(2) Determined in writing that the contract is in the best interest of the Government.
(c) Leasing of commercial vehicles and associated equipment. Except as provided in paragraphs (a) and (b) of this section, the contracting officer may use leasing in the acquisition of commercial vehicles and associated equipment whenever the contracting officer determines that leasing of such vehicles is practicable and efficient (10 U.S.C. 2401a).
(a) Fund leases in accordance with DoD Financial Management Regulation (FMR) 7000.14-R, Volume 2A, Chapter 1.
(b) DoD leases are either capital leases or operating leases.

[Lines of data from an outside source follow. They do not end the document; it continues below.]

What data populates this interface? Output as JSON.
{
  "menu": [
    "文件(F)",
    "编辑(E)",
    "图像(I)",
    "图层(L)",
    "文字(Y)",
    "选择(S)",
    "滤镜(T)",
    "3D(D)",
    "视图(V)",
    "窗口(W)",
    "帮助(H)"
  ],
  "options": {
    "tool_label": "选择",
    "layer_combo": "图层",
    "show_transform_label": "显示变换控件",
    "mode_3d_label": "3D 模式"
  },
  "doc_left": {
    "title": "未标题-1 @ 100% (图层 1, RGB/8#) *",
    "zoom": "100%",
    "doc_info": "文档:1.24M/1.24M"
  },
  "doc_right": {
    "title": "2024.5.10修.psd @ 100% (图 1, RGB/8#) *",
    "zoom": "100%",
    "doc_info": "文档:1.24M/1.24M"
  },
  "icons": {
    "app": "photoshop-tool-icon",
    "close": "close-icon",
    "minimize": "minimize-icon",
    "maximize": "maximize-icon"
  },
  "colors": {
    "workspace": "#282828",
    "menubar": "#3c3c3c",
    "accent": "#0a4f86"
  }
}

See FMR 7000.14-R, Volume 4, Chapter 6, Section 060206.
(c) Use procurement funds for capital leases, as these are essentially installment purchases of property.
(Revised January 10, 2008)
This subpart also implements 10 U.S.C. 2383.
(e) The written determination required by FAR 7.503(e), that none of the functions to be performed by contract are inherently governmental—
(i) Shall be prepared using DoD Instruction 1100.22, Guidance for Determining Workforce Mix; and
(ii) Shall include a determination that none of the functions to be performed are exempt from private sector performance, as addressed in DoD Instruction 1100.22.
(S-70) Contracts for acquisition functions.
(1) In accordance with 10 U.S.C. 2383, the head of an agency may enter into a contract for performance of the acquisition functions closely associated with inherently governmental functions that are listed at FAR 7.503(d) only if—
(i) The contracting officer determines that appropriate military or civilian DoD personnel—
(A) Cannot reasonably be made available to perform the functions;
(B) Will oversee contractor performance of the contract; and
(C) Will perform all inherently governmental functions associated with the functions to be performed under the contract; and
(ii) The contracting officer ensures that the agency addresses any potential organizational conflict of interest of the contractor in the performance of the functions under the contract (see FAR Subpart 9.5).
(2) See related information at PGI 207.503(S-70).
(Added July 22, 2003)
“End item,” as used in this subpart, means a production product assembled, completed, and ready for issue or deployment.
10 U.S.C. 2308 authorizes DoD to use funds available for the acquisition of an end item to acquire a higher quantity of the end item than the quantity specified in a law providing for the funding of that acquisition, if the head of an agency determines that—
(a) The agency has an established requirement for the end item that is expected to remain substantially unchanged throughout the period of the acquisition;
(b) It is possible to acquire the higher quantity of the end item without additional funding because of production efficiencies or other cost reductions;
(c) The amount of funds used for the acquisition of the higher quantity of the end item will not exceed the amount provided under that law for the acquisition of the end item; and
(d) The amount provided under that law for the acquisition of the end item is sufficient to ensure that each unit of the end item acquired within the higher quantity is fully funded as a complete end item.
For noncompetitive acquisitions, the acquisition of additional quantities is limited to not more than 10 percent of the quantity approved in the justification and approval prepared in accordance with FAR Part 6 for the acquisition of the end item.